DATA IN THIS EXERCISE: Begin

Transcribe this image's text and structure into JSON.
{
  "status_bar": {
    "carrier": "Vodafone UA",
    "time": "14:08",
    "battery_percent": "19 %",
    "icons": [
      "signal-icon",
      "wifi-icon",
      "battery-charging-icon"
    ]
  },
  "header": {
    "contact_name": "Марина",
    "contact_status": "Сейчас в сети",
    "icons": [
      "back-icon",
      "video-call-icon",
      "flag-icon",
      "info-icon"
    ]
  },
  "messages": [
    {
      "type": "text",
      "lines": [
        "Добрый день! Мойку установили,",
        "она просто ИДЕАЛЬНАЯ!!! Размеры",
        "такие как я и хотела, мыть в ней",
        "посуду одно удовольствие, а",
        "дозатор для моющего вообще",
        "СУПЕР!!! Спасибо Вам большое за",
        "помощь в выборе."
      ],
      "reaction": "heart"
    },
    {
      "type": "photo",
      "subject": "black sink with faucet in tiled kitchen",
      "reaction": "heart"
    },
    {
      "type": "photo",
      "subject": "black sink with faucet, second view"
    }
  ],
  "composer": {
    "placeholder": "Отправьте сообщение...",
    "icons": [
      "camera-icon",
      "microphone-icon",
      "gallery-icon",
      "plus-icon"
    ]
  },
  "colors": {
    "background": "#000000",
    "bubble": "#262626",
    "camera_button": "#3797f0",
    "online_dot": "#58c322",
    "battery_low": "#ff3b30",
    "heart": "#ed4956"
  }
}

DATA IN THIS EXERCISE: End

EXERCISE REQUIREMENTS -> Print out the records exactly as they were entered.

TASK RESPONSE ->
Transcribe this image's text and structure into JSON.
{
  "status_bar": {
    "carrier": "Vodafone UA",
    "time": "14:08",
    "battery_percent": "19 %",
    "icons": [
      "signal-icon",
      "wifi-icon",
      "battery-charging-icon"
    ]
  },
  "header": {
    "contact_name": "Марина",
    "contact_status": "Сейчас в сети",
    "icons": [
      "back-icon",
      "video-call-icon",
      "flag-icon",
      "info-icon"
    ]
  },
  "messages": [
    {
      "type": "text",
      "lines": [
        "Добрый день! Мойку установили,",
        "она просто ИДЕАЛЬНАЯ!!! Размеры",
        "такие как я и хотела, мыть в ней",
        "посуду одно удовольствие, а",
        "дозатор для моющего вообще",
        "СУПЕР!!! Спасибо Вам большое за",
        "помощь в выборе."
      ],
      "reaction": "heart"
    },
    {
      "type": "photo",
      "subject": "black sink with faucet in tiled kitchen",
      "reaction": "heart"
    },
    {
      "type": "photo",
      "subject": "black sink with faucet, second view"
    }
  ],
  "composer": {
    "placeholder": "Отправьте сообщение...",
    "icons": [
      "camera-icon",
      "microphone-icon",
      "gallery-icon",
      "plus-icon"
    ]
  },
  "colors": {
    "background": "#000000",
    "bubble": "#262626",
    "camera_button": "#3797f0",
    "online_dot": "#58c322",
    "battery_low": "#ff3b30",
    "heart": "#ed4956"
  }
}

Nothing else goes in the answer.